District 13 (and 14) Republicans send list of possible Dahlstrom replacements to Gov. Dunleavy
District 13 Republicans selected three potential replacements for Rep.-elect Nancy Dahlstrom Tuesday night with a little help from their friends.
After a lengthy procedural debate in the packed banquet room at Piccolino’s Restaurant in downtown Eagle River, the assembled precinct chairs from both District 13 and District 14 voted to nominate (in order of preference) Craig Christenson, Clayton Trotter and Sharon Jackson for Gov. Dunleavy’s consideration. Candidates Bill Cook and Ken McCarty received the least amount of votes and were not forwarded to the governor.
The two Chugiak-Eagle River area State House districts are a “unified district,” explained District 13 chair Michael Tavoliero, meaning all precinct chairs in both districts vote on party business.
The decision to allow both districts to vote was not without controversy, but a motion that would have allowed only District 13 precinct chairs to vote on the nominees failed. Speaking for the minority, District 14 resident Eugene Harnett said it was only fair that voters in a district select their own nominees.
“I think 13 should decide,” he said.
Former District 13 Rep. Dan Saddler — who recently resigned from the post a month early to take a job as communications director for the Department of Natural Resources — said allowing District 14 residents to help select the representative from another district could result in court challenges that could delay the selection process.
“It might be impacted by a lawsuit or something,” said Saddler, who also noted the two districts were originally combined due to low participation at meetings in the past.

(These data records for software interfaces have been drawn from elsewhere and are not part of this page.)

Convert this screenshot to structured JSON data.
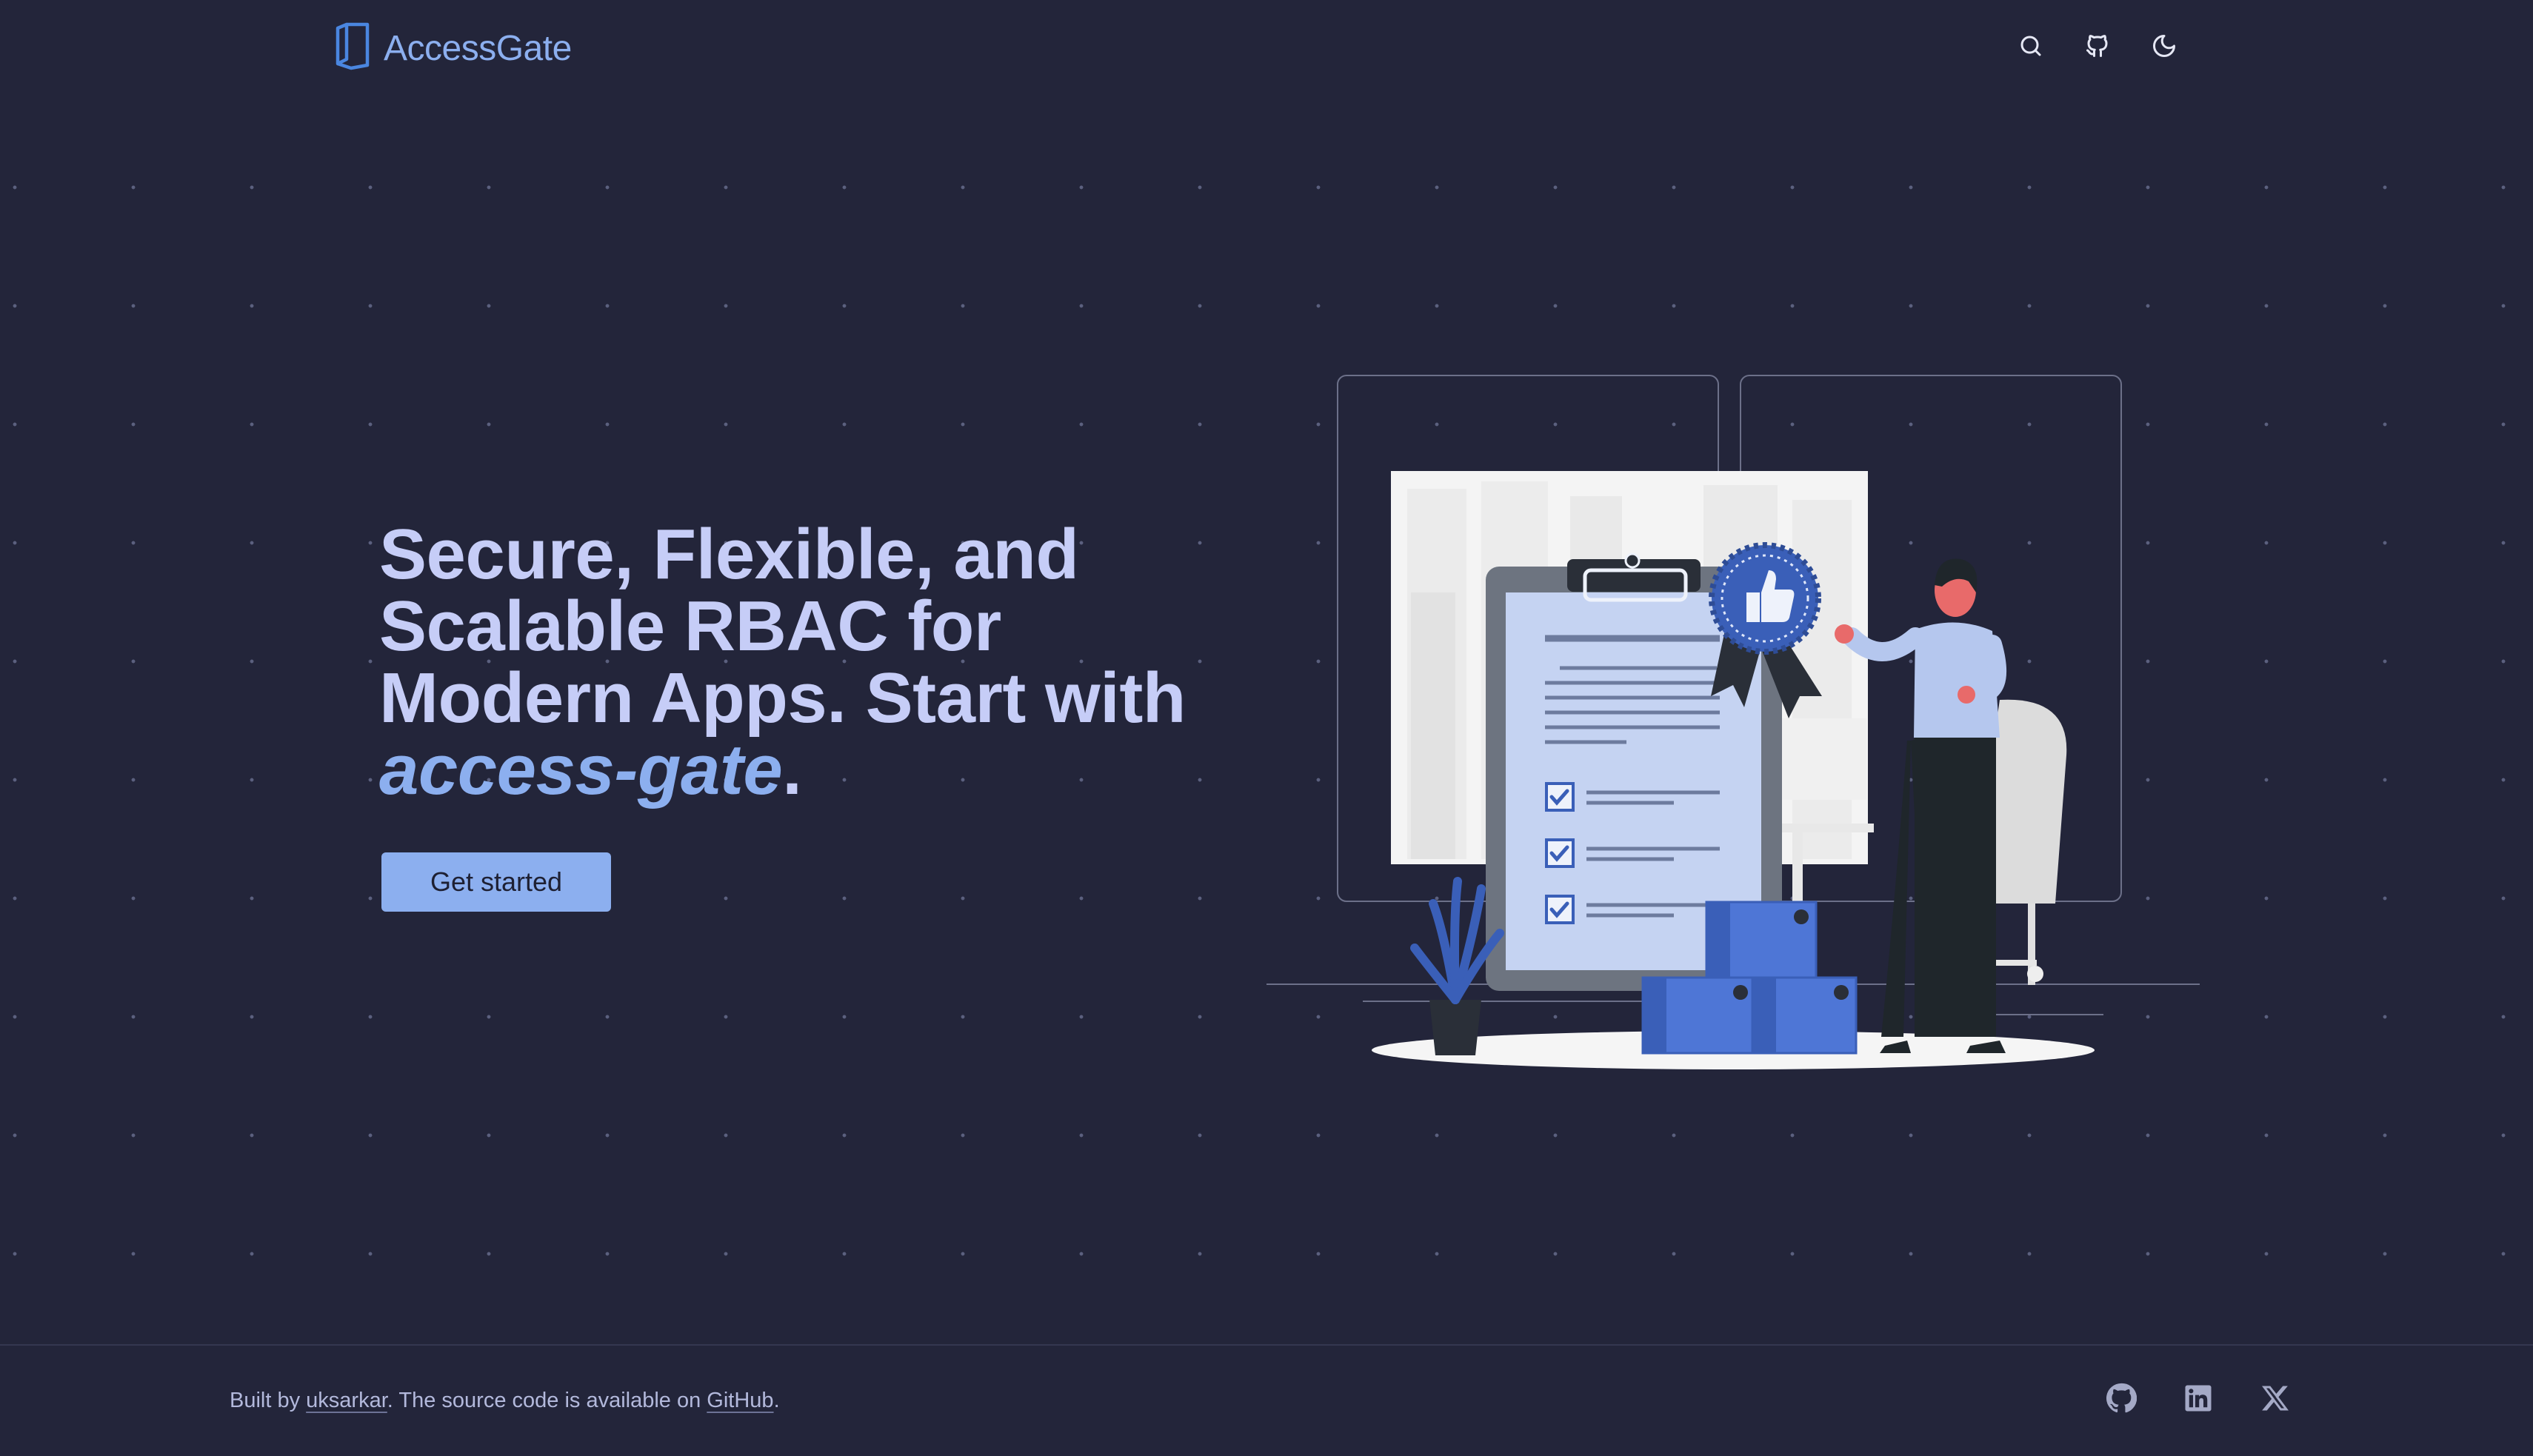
{
  "header": {
    "brand": "AccessGate",
    "icons": [
      "search-icon",
      "github-icon",
      "moon-icon"
    ]
  },
  "hero": {
    "title_line_1": "Secure, Flexible, and",
    "title_line_2": "Scalable RBAC for",
    "title_line_3": "Modern Apps. Start with",
    "title_accent": "access-gate",
    "title_end": ".",
    "cta_label": "Get started"
  },
  "footer": {
    "built_by_prefix": "Built by ",
    "author": "uksarkar",
    "middle_text": ". The source code is available on ",
    "source_link": "GitHub",
    "suffix": ".",
    "icons": [
      "github-icon",
      "linkedin-icon",
      "x-icon"
    ]
  },
  "colors": {
    "background": "#23253a",
    "accent": "#8cafef",
    "text": "#c6cdf7"
  }
}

The unusual situation arose after Dahlstrom — who was elected in November to replace Saddler after Saddler decided to (unsuccessfully) run for the senate — abdicated in favor of a job as commissioner of the Department of Corrections. That left it up to the party to decide on a list of three names to send to Dunleavy, who can either choose from the three or select someone else to replace Dahlstrom. Dunleavy’s selection must also be confirmed by the Legislature.
Alaska Republican Party chair Glenn Clary acknowledged party rules are not clear on how potential replacement legislators should be selected in unified districts.
“You are blazing a trail that has never been blazed in the Republican party before,” he said.
Clary suggested the group could potentially vote separately, with both vote totals sent to the governor for consideration. He also said he anticipated a rules change at the state party level in the near future.
“The rules just don’t address it correctly,” he said.
District 14 precinct chairs — who currently outnumber their District 13 allies 15-to-8 — argued the group has always presented a unified conservative front and that should remain unchanged.
“In the rules it says we are a combined district,” argued Susan Fischetti, who said District 13 and 14 voters live in the same area and share the same values.
In the end, the unity argument won out. Following the debate, the group spent the next hour getting to know the five candidates, whose views were essentially the same on every issue.
Christenson — a retired Air Force colonel and physician who finished second to Dahlstrom in the Republican primary — said he’s in favor of an SB91 repeal, pro-life, pro-Second Amendment and in favor of paying out a full PFD.
“You name it, if it’s conservative and it’s strongly conservative it’s me,” said Christenson, who has previous experience in government as a former deputy commissioner of the Department of Health and Social Services.
Trotter is a former lawyer who teaches business law at UAA. He ran for Congress in Texas in 2010 and said his biggest regret was losing to the first congressman who endorsed then-Senator Obama for president.
“I wish I could have taken him out,” he said.
Jackson is a longtime party leader who finished fifth in a crowded Republican primary in August. She said she’s motivated to serve because she wants to help her community.
“I am here to be of service and to bring civility back to the process,” she said.
As he did during his third-place Republican primary run for the House seat, former prosecutor Cook hammered on crime, which he said is the top issue facing Alaskans.
“Everyone I talk to it’s crime,” he said.
McCarty participated via Skype from Costa Rica, where he’s undergoing hip surgery that he said is far cheaper than he could get in Alaska — something he thinks needs to change.
“We need to do things differently,” said McCarty, who also said he thinks more needs to be done to improve education in Alaska.
The candidates essentially agreed on every question posed by the audience, with each saying they are against Medicaid expansion, support every plank of the party platform, strongly support Gov. Dunleavy’s agenda and believe natural resources belong to the people and not the state. Each also said they support an SB91 repeal, are in favor of going back to the old method of allocating the PFD, would join a Republican caucus in the House, support a balanced budget amendment to the state Constitution, and support lowering the spending cap on state budgets.
At the conclusion of the meeting, Tavoliero thanked the party members for remaining civil during the most contentious debate in recent memory.
“This personally was one of the hardest moments I’ve seen as a district,” he said.
Tavoliero said he was thankful the group was able to make a decision and hopes the experience helped bring party members closer in the end.
“All we need to do is just continue to be together,” he said.
Email Star editor Matt Tunseth at firstname.lastname@example.org or call 257-4274.